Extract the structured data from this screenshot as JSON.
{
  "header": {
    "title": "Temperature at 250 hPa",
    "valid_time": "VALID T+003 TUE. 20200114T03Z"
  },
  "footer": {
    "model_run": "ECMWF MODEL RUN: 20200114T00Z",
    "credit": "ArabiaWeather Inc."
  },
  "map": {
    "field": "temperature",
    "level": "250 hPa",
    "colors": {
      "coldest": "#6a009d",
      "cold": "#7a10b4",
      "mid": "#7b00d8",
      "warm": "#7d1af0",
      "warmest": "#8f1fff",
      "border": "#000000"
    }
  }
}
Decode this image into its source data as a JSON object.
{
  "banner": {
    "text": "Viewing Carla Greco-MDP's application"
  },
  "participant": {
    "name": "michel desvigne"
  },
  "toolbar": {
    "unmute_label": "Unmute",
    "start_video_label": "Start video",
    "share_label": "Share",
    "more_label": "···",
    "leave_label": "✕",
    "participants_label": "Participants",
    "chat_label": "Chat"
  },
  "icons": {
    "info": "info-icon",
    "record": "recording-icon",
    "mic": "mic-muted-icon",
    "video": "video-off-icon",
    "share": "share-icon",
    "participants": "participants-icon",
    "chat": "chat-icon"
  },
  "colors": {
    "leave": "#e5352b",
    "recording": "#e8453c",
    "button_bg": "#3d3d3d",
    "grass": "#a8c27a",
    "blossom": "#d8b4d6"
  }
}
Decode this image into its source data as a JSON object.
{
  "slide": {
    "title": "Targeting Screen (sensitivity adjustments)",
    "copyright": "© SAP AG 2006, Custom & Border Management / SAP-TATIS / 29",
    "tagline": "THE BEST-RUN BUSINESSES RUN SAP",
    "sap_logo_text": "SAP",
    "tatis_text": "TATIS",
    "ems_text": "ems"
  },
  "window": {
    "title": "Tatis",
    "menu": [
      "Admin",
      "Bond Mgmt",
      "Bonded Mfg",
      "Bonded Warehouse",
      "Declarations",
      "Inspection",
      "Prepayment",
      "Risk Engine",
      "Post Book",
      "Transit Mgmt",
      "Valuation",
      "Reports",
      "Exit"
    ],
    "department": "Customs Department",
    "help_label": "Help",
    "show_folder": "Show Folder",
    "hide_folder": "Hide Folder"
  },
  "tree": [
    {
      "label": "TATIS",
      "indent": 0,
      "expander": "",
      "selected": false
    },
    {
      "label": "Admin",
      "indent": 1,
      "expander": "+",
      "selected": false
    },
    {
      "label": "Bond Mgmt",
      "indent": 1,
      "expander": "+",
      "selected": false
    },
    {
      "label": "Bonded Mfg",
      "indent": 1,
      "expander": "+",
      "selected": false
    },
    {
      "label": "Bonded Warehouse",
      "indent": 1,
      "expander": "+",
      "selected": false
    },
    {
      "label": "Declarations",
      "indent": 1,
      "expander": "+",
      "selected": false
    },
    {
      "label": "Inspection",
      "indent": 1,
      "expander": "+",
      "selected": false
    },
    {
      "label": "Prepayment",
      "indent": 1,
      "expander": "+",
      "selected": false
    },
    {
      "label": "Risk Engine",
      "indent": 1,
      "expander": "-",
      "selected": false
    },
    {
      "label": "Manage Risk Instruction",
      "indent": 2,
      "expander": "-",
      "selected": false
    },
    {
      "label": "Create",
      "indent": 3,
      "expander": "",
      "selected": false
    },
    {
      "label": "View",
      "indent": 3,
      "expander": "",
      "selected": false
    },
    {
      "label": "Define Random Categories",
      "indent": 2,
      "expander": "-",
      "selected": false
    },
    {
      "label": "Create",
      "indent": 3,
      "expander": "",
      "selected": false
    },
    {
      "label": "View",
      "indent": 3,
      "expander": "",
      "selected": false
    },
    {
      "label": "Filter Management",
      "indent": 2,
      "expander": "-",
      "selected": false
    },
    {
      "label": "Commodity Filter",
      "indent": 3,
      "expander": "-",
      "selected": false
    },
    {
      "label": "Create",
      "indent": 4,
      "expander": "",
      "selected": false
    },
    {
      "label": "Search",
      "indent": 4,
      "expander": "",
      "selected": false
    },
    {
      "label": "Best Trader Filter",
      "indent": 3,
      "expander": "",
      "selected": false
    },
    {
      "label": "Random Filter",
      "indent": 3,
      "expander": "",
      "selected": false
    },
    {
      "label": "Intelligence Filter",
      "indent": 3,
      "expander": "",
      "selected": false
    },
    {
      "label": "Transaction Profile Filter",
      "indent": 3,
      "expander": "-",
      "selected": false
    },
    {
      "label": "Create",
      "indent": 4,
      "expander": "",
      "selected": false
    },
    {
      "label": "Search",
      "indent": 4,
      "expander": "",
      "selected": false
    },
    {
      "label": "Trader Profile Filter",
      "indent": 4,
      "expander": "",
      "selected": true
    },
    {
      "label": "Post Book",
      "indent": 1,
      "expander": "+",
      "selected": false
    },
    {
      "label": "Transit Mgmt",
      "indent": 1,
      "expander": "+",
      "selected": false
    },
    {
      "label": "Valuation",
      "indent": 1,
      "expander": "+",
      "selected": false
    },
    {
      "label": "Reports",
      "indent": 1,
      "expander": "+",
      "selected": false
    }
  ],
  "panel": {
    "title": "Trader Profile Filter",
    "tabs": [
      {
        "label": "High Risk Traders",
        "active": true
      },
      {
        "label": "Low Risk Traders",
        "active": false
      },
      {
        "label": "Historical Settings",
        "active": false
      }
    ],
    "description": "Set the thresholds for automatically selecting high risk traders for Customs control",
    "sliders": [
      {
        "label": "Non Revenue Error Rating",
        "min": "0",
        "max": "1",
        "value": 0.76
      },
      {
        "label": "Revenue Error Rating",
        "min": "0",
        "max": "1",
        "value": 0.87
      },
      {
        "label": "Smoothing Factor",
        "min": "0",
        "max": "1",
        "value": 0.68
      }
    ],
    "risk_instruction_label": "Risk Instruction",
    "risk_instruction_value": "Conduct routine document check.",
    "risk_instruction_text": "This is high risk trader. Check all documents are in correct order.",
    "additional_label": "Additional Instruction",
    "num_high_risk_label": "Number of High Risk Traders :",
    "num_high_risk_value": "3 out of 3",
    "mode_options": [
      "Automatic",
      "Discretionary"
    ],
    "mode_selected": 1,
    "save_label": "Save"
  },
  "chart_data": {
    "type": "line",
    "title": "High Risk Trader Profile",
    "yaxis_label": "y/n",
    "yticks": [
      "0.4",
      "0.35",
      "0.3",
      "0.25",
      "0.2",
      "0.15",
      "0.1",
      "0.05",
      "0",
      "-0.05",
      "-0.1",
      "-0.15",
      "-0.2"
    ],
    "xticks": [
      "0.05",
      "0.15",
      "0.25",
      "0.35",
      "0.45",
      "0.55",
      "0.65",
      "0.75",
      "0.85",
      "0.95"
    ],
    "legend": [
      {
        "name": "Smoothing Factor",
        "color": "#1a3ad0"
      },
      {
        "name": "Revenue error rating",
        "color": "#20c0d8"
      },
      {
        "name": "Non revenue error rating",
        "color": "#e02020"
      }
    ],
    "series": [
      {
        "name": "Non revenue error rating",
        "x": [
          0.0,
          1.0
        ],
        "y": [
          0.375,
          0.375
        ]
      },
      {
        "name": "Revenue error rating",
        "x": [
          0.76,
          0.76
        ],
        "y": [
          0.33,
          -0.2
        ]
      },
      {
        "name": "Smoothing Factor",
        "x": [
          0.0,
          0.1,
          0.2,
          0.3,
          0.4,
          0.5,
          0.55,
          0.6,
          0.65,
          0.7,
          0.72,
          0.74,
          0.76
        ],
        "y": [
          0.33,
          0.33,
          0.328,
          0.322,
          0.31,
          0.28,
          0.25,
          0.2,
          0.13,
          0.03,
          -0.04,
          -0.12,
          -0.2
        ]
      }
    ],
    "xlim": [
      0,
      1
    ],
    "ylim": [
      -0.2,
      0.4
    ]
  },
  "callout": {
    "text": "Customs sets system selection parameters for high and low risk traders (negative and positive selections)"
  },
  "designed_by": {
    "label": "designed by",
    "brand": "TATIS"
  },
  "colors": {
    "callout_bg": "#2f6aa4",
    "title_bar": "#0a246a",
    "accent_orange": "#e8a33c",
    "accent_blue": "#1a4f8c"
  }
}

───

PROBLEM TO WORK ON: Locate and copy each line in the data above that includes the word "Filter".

RESPONSE TO THIS EXERCISE:
      "label": "Filter Management",
      "label": "Commodity Filter",
      "label": "Best Trader Filter",
      "label": "Random Filter",
      "label": "Intelligence Filter",
      "label": "Transaction Profile Filter",
      "label": "Trader Profile Filter",
    "title": "Trader Profile Filter",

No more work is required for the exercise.